Wonder Woman at Super Hero High by Lisa Yee is the first in the new DC SuperHero Girls series focusing on how super heroes navigate the waters of high school just like normal teens. Well, sort of like normal teens.
Wonder Woman has never before left Paradise Island, and her naivete shows as she comes to Super Hero High for the first time, somewhat against her mother’s wishes. She’s vaguely reminiscent of Amelia Bedelia in her over the top lack of understanding of social norms and phrases. Though she has Internet access and more back on Paradise Island, she’s unfamiliar with the concept of a handshake or how to greet people.
As the newest student at Super Hero High, Wonder Woman wants nothing but to become the best super hero she can possibly be. The pressure she puts on herself to succeed – internalizing a need to be the absolute best and not let her mother down, though this has never been something her mother said of even hinted at – is typical of the struggle so many teens face, and as Wonder Woman learns that success as she thinks her mother defines it isn’t truly what her mother expects.
The rumor at Super Hero High is that Mandy Bowin had been expelled to make room for Wonder Woman, so does Mandy want revenge? That’s just one of the subplots encapsulated in the fast paced 240 page book that includes many super heroes we’re all familiar like Hawk Girl as well as, interestingly, many who will “grow up” to be villains, many of whom are actually pretty decent kids in this first book of the series.

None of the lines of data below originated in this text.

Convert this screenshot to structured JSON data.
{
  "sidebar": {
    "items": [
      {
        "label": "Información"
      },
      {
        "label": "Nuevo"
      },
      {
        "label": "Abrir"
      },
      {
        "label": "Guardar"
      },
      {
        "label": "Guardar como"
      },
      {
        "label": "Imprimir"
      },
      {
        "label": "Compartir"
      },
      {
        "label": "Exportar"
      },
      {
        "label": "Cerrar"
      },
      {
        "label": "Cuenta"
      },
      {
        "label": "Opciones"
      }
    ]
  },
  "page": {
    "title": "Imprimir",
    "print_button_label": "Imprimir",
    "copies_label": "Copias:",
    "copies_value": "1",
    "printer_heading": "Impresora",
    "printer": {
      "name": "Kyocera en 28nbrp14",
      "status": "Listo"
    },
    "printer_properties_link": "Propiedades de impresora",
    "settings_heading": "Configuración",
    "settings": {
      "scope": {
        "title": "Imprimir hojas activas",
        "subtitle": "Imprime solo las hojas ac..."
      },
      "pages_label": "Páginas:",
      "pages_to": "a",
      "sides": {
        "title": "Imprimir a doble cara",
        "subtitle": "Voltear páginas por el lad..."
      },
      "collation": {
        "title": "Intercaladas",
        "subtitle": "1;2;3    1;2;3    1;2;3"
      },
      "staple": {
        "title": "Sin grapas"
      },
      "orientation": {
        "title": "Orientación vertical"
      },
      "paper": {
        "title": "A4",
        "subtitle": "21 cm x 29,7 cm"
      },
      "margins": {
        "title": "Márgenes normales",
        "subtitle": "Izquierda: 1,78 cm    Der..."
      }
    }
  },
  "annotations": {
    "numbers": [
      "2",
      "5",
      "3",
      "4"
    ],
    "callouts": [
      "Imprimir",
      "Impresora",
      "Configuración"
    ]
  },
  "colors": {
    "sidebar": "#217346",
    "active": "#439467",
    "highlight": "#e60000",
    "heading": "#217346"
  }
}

I will admit that as an adult, this wasn’t my favorite book. The complete innocence of Wonder Woman from not understanding when people were being mean to her to thwarting “attacks” as people walked up to her because she didn’t get that this is just what people do go old after awhile, as she never seemed to actually learn. That said, my kids – in the target 8-12 age range – enjoyed the book and were more forgiving of some of the flaws I saw.
The message in it is great, that people aren’t always what they seem, that you have to solve your own problems sometimes rather than avoid them, that adults are there to help and mentor you (so go talk to them!), and more are ones that as a parent I can lecture my kids on until the cows come home but not have it sink in. When they see it “for real” in a book like this, it is the reinforcement that I need.
It is a quick and fun read with more plot twists and subplots than you would expect from such a short book (it may be 240 pages, but the type and spacing is fairly large), and the next novel is nicely hinted at near the end. When Supergirl at Super Hero High comes out next month, I know my daughter especially will be picking this up to read, as well.
Written by Michelle of Honest & Truly! who sometimes wishes she had her own super powers. Instead, she shares food, tech, and travel on her blog Honest & Truly! and on social media where you can find her as @HonestAndTruly on Twitter, Pinterest, and Instagram.